# [What is required]
Pull every line containing the word "subtitle" out of the material below.

# [Data records]
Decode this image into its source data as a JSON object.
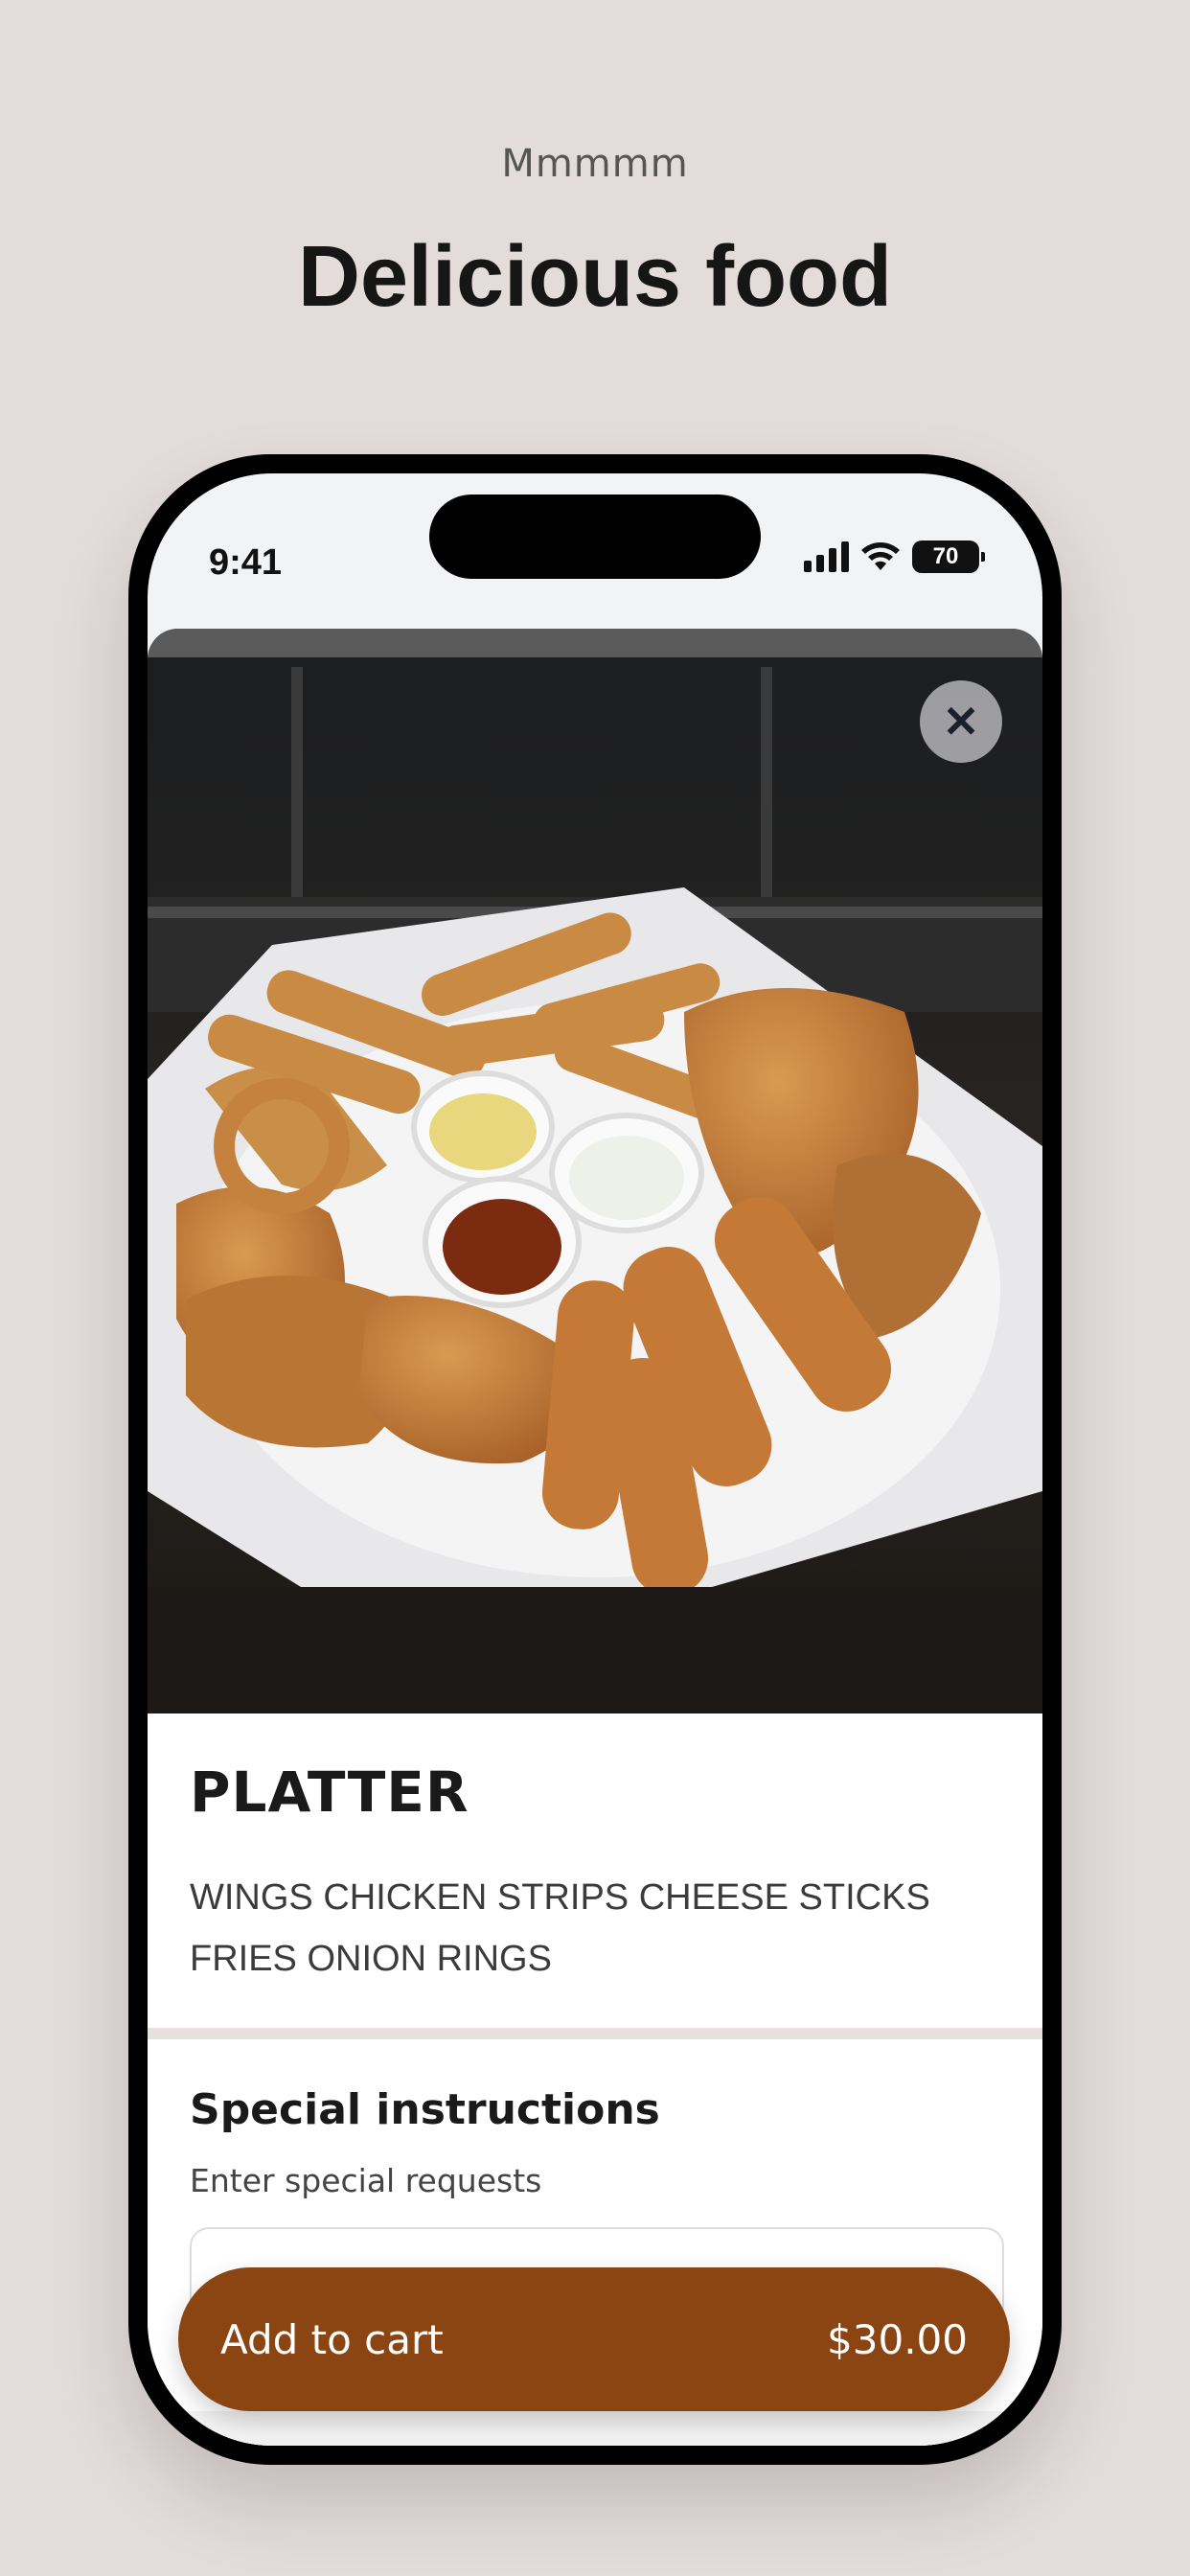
{
  "header": {
    "subtitle": "Mmmmm",
    "title": "Delicious food"
  },
  "status_bar": {
    "time": "9:41",
    "battery": "70"
  },
  "item": {
    "title": "PLATTER",
    "description": "WINGS CHICKEN STRIPS CHEESE STICKS FRIES ONION RINGS"
  },
  "special_instructions": {
    "title": "Special instructions",
    "subtitle": "Enter special requests"
  },
  "cart": {
    "label": "Add to cart",
    "price": "$30.00"
  },
  "colors": {
    "background": "#e4dcda",
    "accent": "#8b4513"
  }
}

# [Result for this task]
    "subtitle": "Mmmmm",
    "subtitle": "Enter special requests"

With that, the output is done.